Glenn : The day I was most stressed was the day of the European Championship in Utrecht (Netherlands). During the test piece, I was unusually conscious of the fact that we were being judged. Normally, I play music passionately and I’m not concerned about this aspect of contests. But at that time, I don’t know why, I kept telling myself that our performances’ were being compared to each other, as we were playing the same piece of music. As a result, I wasn’t focusing on the music itself but rather experiencing that moment as a proper competition, with less pleasure involved. At some point, I wasn’t feeling well and told the musicians I won’t be doing any more contests, and that I wanted to focus on concerts only. The following day, during our own choice piece, I did feet better, as I no longer had the sensation of being compared to others. I haven’t had this feeling since.
Natacha : Could you specify the type of physical sensations you experienced when you were not feeling well that day?
Glenn : I had stomach pain. I also felt nauseous, as if I had too much to drink. Obviously, I didn’t exactly find myself in a festive context then …(laughs).
Natacha : How did you manage to overcome these overwhelming feelings ?
Glenn : I stepped away from the brass and started doing some breathing exercices. When I feel stressed, I always have trouble breathing. I feel my heart beating way too fast. On this instance, I was able to reduce my heart rate, and feel better.
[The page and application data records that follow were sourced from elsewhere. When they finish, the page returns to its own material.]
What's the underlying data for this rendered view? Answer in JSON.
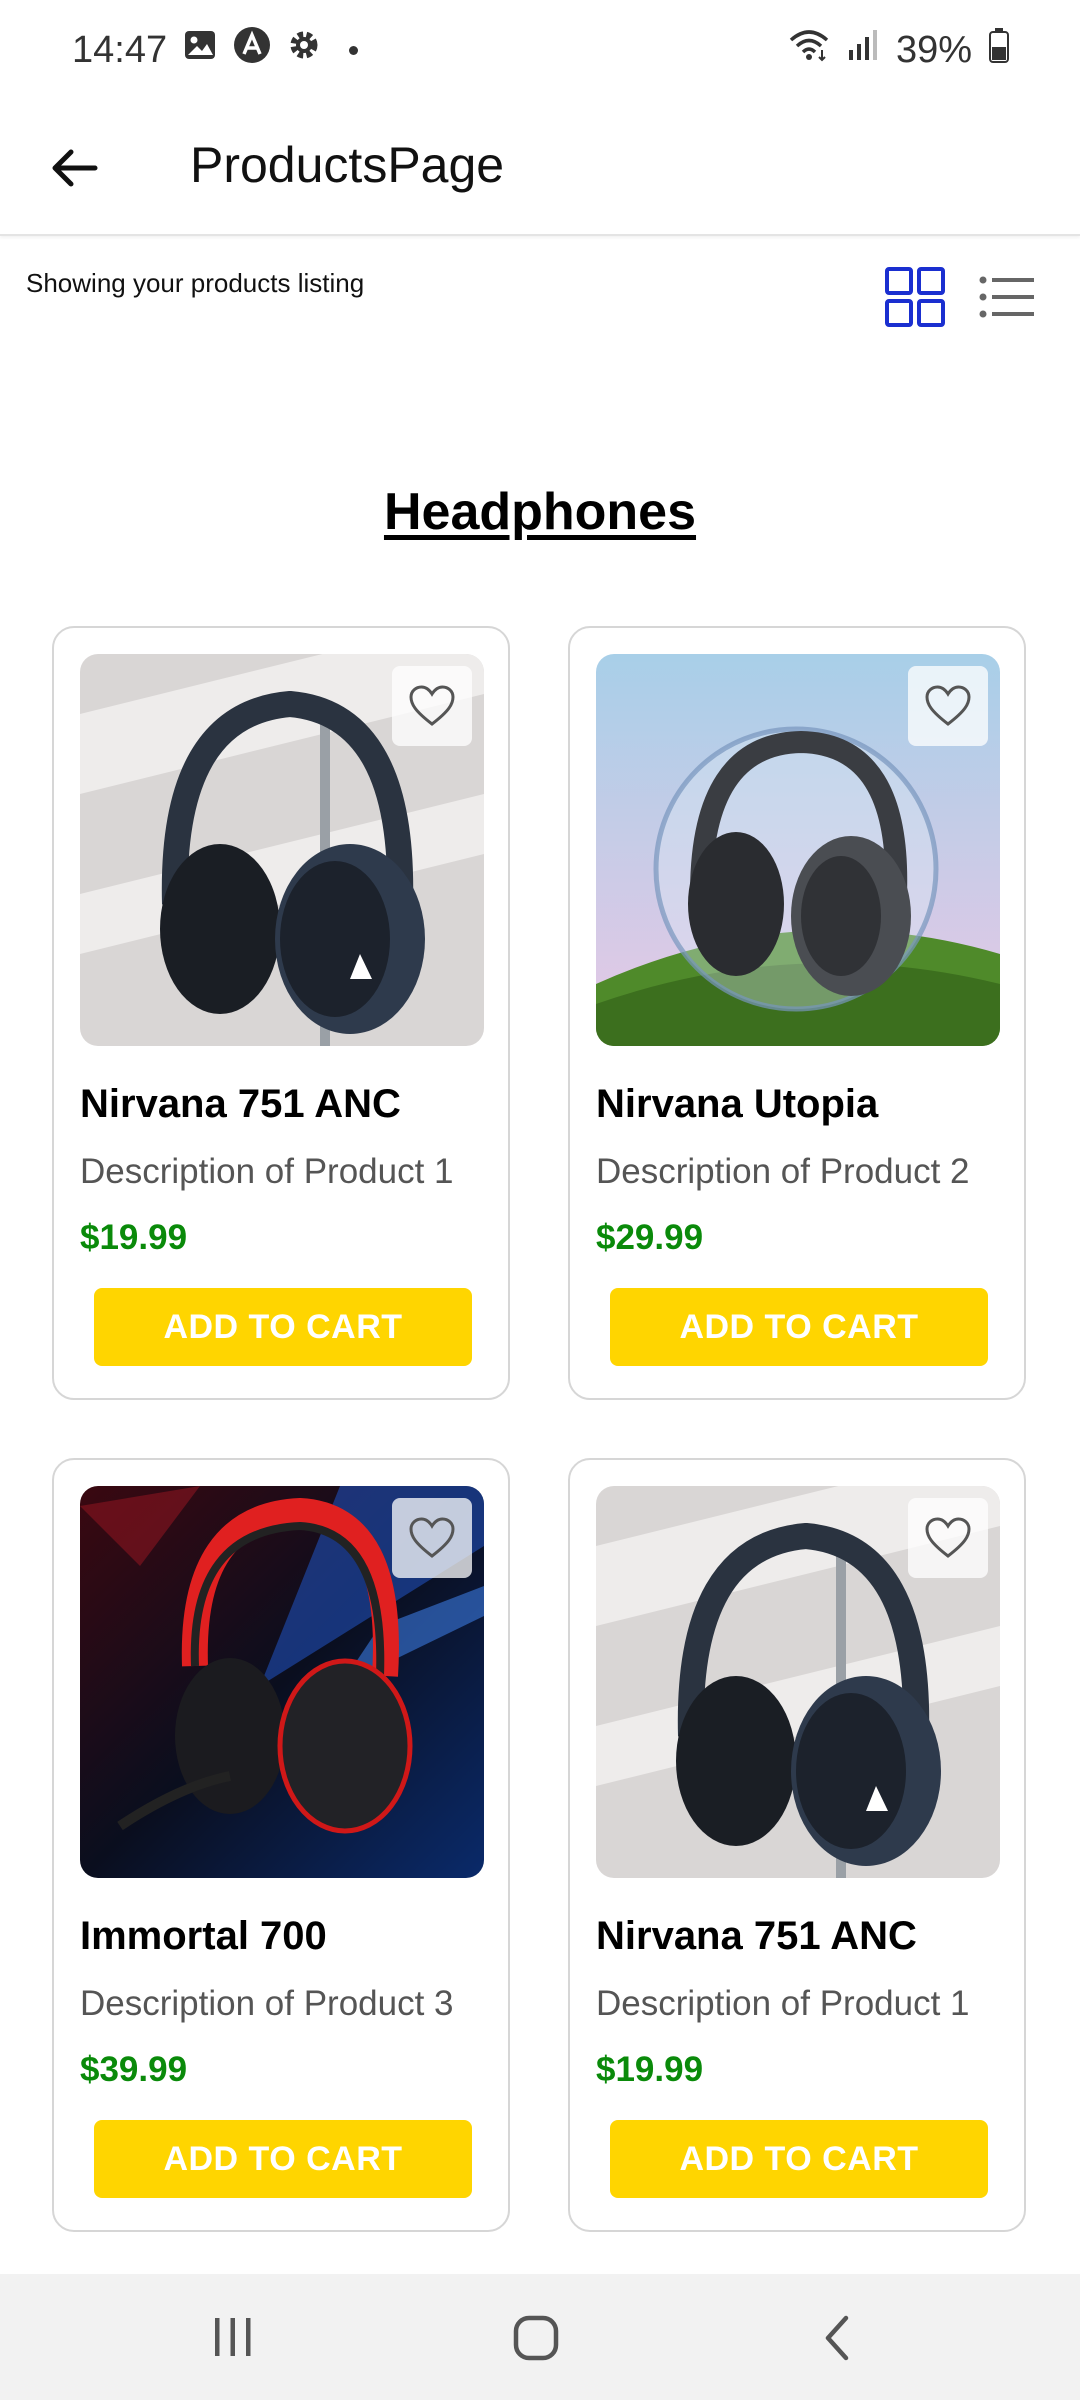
{
  "status_bar": {
    "time": "14:47",
    "battery": "39%",
    "icons_left": [
      "gallery-icon",
      "a-icon",
      "gear-icon",
      "dot"
    ],
    "icons_right": [
      "wifi-icon",
      "signal-icon",
      "battery-icon"
    ]
  },
  "app_bar": {
    "title": "ProductsPage",
    "back_icon": "arrow-left-icon"
  },
  "listing": {
    "label": "Showing your products listing",
    "grid_view_icon": "grid-view-icon",
    "list_view_icon": "list-view-icon",
    "active_view": "grid"
  },
  "section": {
    "title": "Headphones"
  },
  "products": [
    {
      "name": "Nirvana 751 ANC",
      "description": "Description of Product 1",
      "price": "$19.99",
      "button": "ADD TO CART"
    },
    {
      "name": "Nirvana Utopia",
      "description": "Description of Product 2",
      "price": "$29.99",
      "button": "ADD TO CART"
    },
    {
      "name": "Immortal 700",
      "description": "Description of Product 3",
      "price": "$39.99",
      "button": "ADD TO CART"
    },
    {
      "name": "Nirvana 751 ANC",
      "description": "Description of Product 1",
      "price": "$19.99",
      "button": "ADD TO CART"
    }
  ],
  "colors": {
    "accent_blue": "#1a2fd0",
    "price_green": "#0a8a0a",
    "button_yellow": "#ffd500"
  },
  "nav_bar": {
    "icons": [
      "recents-icon",
      "home-icon",
      "back-icon"
    ]
  }
}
I then joined the calmer team members which helped me to remain serene. However, I don’t want this happening to me again, eh! (laughs)
I think that, as we get older, we start to become aware of the impact the audience can have on us. More generally, I have come to realise that, with age, comes an increased awareness of various factors at stake when one performs on stage.
Natacha : Can you tell me more ?
Glenn : I started competing and performing on stage at a very young age. At around 17 or 18 years old, I was already teaching masterclasses to people sometimes more experienced than me. Looking back, it seems that older musicians in Belgium were not happy about the fact that I reached a good performance level, compared to my young age. I now live in Switzerland and I feel that, when I return to Belgium these days, people are much more eager to attend my concerts. It seems that it was necessary for me to leave and then return to the country, as an adult, to be recognised by others.
Natacha : According to you, at what age do you think a musician should be mentally prepared to go on stage to perform at auditions or contests ?
Glenn : In Switzerland, there are a lot of soloist contests taking place (slow melody, Swiss Championship, Valais Championship). We try to enroll students as much as possible and we realise that they experience high stress levels from an early age. As such, I believe that students must be aware of the impact of stress as early as possible in their carrier : if you arrive on stage with a good posture and an apparent self-confidence, the audience won’t listen to you in the same way. Attitude has an undeniable influence on your presence on stage and how you are perceived by others.
Natacha : Thank you, Glenn, for your time answering all of these questions with honesty.
Traduction : Paola Millet